More than two years in the making, the City of Ottawa’s women and gender equity strategy recently passed the committee stage before being approved by full city council on April 14.

The council liaison for women and gender equity, Bay Coun. Theresa Kavanagh said: “We have to look at the way we look at each other, the way we hire, the way we treat our staff.”

Bay Ward Coun. Theresa Kavanagh. [Photo courtesy Theresa Kavanagh]

After the strategy was endorsed by council, Kavanagh expressed pride in the achievement in a news update to her Bay ward constituents.

“The strategy outlines actions to address the impacts of discrimination on women and gender diverse peoples,” she said. “It also takes an intersectional lens so that everyone, regardless of their gender, age, abilities, religion, race or income, can fully take part in all aspects of life in Ottawa. ”

The strategy has been directed by Kavanagh and the City for All Women Initiative. Both have worked with community organizers to understand the issues that many women and gender diverse people face. 

The strategy calls for more data to understand representation in the city’s workforce and policies and as a way to boost awareness about the stigma and discrimination women and gender diverse people face.

Sawsan Al-Rafaei, the city’s women and gender equity specialist, said some areas of concern include reviewing municipal harassment policies, distributing free menstrual products in some community centres and widening affordable housing subsidies to more women fleeing violence. 

The women and gender equity strategy report is underpinned by five priorities that emerged from public consultations, which focus on the advancement of women and gender equity.

Infographic based on report outlining the City of Ottawa’s Women and Gender Equity Strategy [Infographic © Noor Azrieh]

That means focusing closely on women and gender diverse people who face higher rates of discrimination and hardships than their counterparts because of race, class, sexual orientation or ability. 

“It’s not just some nice little report that’s going to sit there on its own,” said Kavanagh. 

The city will also focus on education and training on gender equity for municipal staff to put the new mission into practice.

Uswah Ahsan, the founder of the non-profit organization AllySquared, says the equity strategy is “one step, a necessary one, but it’s just one step.” 

AllySquared promotes active forms of practising allyship in workplaces by focusing on awareness and education, providing tools and encouraging others to act in solidarity with those who most need support.

“We found that a lot of existing training was good at raising awareness, and understanding experiences that were not their own.
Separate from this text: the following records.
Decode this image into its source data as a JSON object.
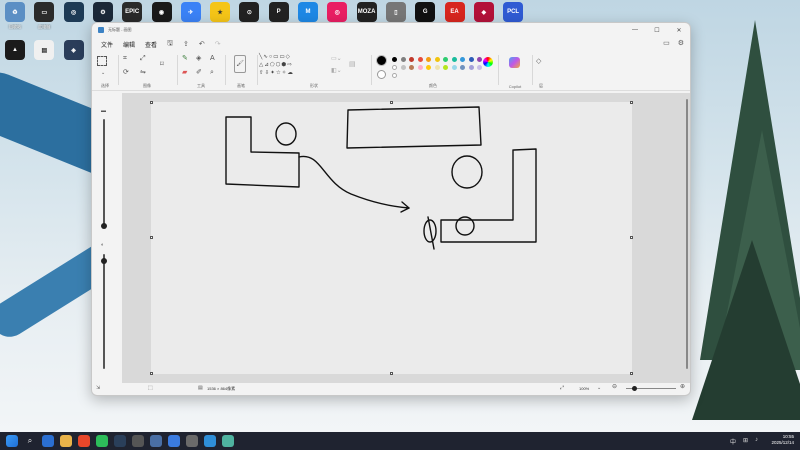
{
  "window": {
    "title": "无标题 - 画图"
  },
  "menu": {
    "file": "文件",
    "edit": "编辑",
    "view": "查看"
  },
  "ribbon": {
    "labels": {
      "selection": "选择",
      "image": "图像",
      "tools": "工具",
      "brushes": "画笔",
      "shapes": "形状",
      "colors": "颜色",
      "copilot": "Copilot",
      "layers": "层"
    },
    "colors_row1": [
      "#000000",
      "#7f7f7f",
      "#c0392b",
      "#e74c3c",
      "#f39c12",
      "#f1c40f",
      "#2ecc71",
      "#1abc9c",
      "#3498db",
      "#2e5cb8",
      "#8e44ad"
    ],
    "colors_row2": [
      "#ffffff",
      "#c3c3c3",
      "#b97a57",
      "#ffaec9",
      "#ffc90e",
      "#efe4b0",
      "#b5e61d",
      "#99d9ea",
      "#7092be",
      "#a4a0d9",
      "#c8bfe7"
    ],
    "current_color": "#000000"
  },
  "status": {
    "dimensions": "1536 × 864像素",
    "zoom": "100%"
  },
  "tray": {
    "time": "10:55",
    "date": "2025/12/14",
    "lang": "中"
  },
  "desktop_icons": [
    {
      "label": "回收站",
      "color": "#5b8fc4",
      "text": "♻"
    },
    {
      "label": "此电脑",
      "color": "#2b2b2b",
      "text": "▭"
    },
    {
      "label": "",
      "color": "#1d3a55",
      "text": "◎"
    },
    {
      "label": "",
      "color": "#1b2838",
      "text": "⚙"
    },
    {
      "label": "",
      "color": "#2a2a2a",
      "text": "EPIC"
    },
    {
      "label": "",
      "color": "#1a1a1a",
      "text": "◉"
    },
    {
      "label": "",
      "color": "#3b82f6",
      "text": "✈"
    },
    {
      "label": "",
      "color": "#f5c518",
      "text": "★"
    },
    {
      "label": "",
      "color": "#222",
      "text": "⊙"
    },
    {
      "label": "",
      "color": "#222",
      "text": "P"
    },
    {
      "label": "",
      "color": "#1e88e5",
      "text": "M"
    },
    {
      "label": "",
      "color": "#e91e63",
      "text": "◎"
    },
    {
      "label": "",
      "color": "#222",
      "text": "MOZA"
    },
    {
      "label": "",
      "color": "#777",
      "text": "▯"
    },
    {
      "label": "",
      "color": "#111",
      "text": "G"
    },
    {
      "label": "",
      "color": "#d7261e",
      "text": "EA"
    },
    {
      "label": "",
      "color": "#b3123a",
      "text": "◆"
    },
    {
      "label": "",
      "color": "#2f5bd3",
      "text": "PCL"
    }
  ],
  "desktop_icons_row2": [
    {
      "label": "",
      "color": "#1b1b1b",
      "text": "▲"
    },
    {
      "label": "",
      "color": "#f0f0f0",
      "text": "▤"
    },
    {
      "label": "",
      "color": "#2a3d5a",
      "text": "◈"
    }
  ]
}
But we found that folks still said: ‘Now what?’ ”

AllySquared’s “Equity Integration and Application Training” was created in the spring of 2020 to help city employees implement equity concepts at every level, said Ahsan. 

“EIAT equips organizations, departments, and people to practise allyship in a very tangible way,” said Ahsan. She will work with members of an organization, such as youth-led grassroots organizations, government departments or university staff, to create the content for the training.

“We are based on co-knowledge and creation,” Ahsan said, emphasizing that human beings are attracted to the idea of connection, and because everyone has their own experiences, EIAT creates a space where people can learn from each other.

“We show them how, but it’s up to them to do the real work.” EIAT is effective because it’s a collaborative form of education, said Ahsan.

Ahsan said it’s about time these kinds of programs are integrated into the municipal government. 

“People who have privilege in gender need to realize that words are just no longer enough and that we need to be doing better. We are the capital city of the country. What we do is a reflection of the country as a whole.”

Uswah Ahsan, founder of AllySquared

Ahsan said she had been expecting changes to occur and is hopeful of the possibility of a future of equity integrated at every level, every department, and with every public official. 

“People who have privilege in gender need to realize that words are just no longer enough and that we need to be doing better. We are the capital city of the country. What we do is a reflection of the country as a whole,” said Ahsan.

Although she said she’s hopeful, Ahsan added that until institutional change occurs — led by the people who are affected by existing inequities —  then the report is meaningless.

“The words on the reports, words on the commitments, are just words until we have an impact.”